# [Description of the task]
Your reply must hold the lines from the one containing "What's the underlying" to the end of the entries, copied exactly, with pictures excluded.

# [Records shown]
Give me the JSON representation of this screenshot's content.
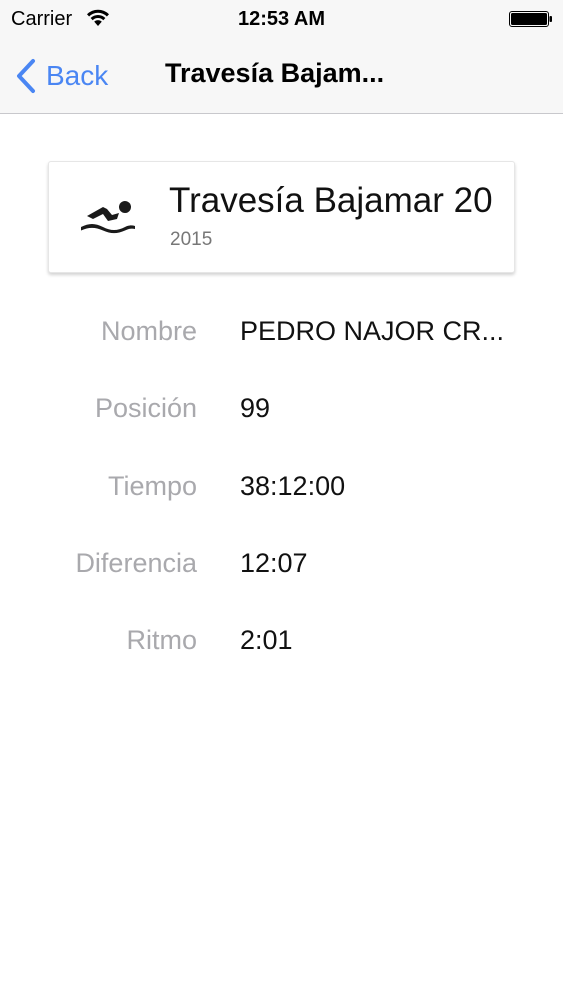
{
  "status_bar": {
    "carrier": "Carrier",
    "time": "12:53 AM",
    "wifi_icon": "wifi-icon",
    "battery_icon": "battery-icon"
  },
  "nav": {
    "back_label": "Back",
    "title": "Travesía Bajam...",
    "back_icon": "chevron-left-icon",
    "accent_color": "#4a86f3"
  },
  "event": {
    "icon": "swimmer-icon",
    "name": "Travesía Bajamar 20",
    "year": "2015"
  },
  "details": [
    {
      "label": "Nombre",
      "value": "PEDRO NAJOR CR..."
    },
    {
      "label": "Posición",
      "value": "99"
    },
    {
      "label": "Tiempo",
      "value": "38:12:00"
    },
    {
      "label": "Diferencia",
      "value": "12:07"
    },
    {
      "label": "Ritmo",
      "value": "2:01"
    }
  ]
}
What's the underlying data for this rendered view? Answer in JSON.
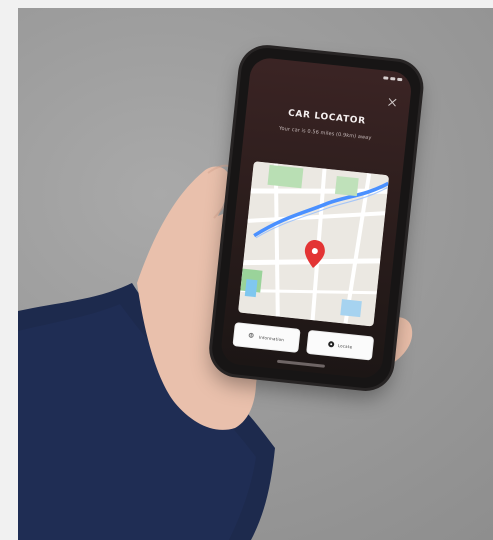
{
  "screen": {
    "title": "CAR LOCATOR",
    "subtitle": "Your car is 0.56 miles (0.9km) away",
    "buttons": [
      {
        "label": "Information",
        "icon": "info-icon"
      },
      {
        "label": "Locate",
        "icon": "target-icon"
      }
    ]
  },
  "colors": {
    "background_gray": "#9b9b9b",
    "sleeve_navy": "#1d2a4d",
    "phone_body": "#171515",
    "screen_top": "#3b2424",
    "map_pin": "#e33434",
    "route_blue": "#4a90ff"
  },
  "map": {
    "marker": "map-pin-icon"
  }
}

# [Written answer]
What's the underlying data for this rendered view? Answer in JSON.
{
  "screen": {
    "title": "CAR LOCATOR",
    "subtitle": "Your car is 0.56 miles (0.9km) away",
    "buttons": [
      {
        "label": "Information",
        "icon": "info-icon"
      },
      {
        "label": "Locate",
        "icon": "target-icon"
      }
    ]
  },
  "colors": {
    "background_gray": "#9b9b9b",
    "sleeve_navy": "#1d2a4d",
    "phone_body": "#171515",
    "screen_top": "#3b2424",
    "map_pin": "#e33434",
    "route_blue": "#4a90ff"
  },
  "map": {
    "marker": "map-pin-icon"
  }
}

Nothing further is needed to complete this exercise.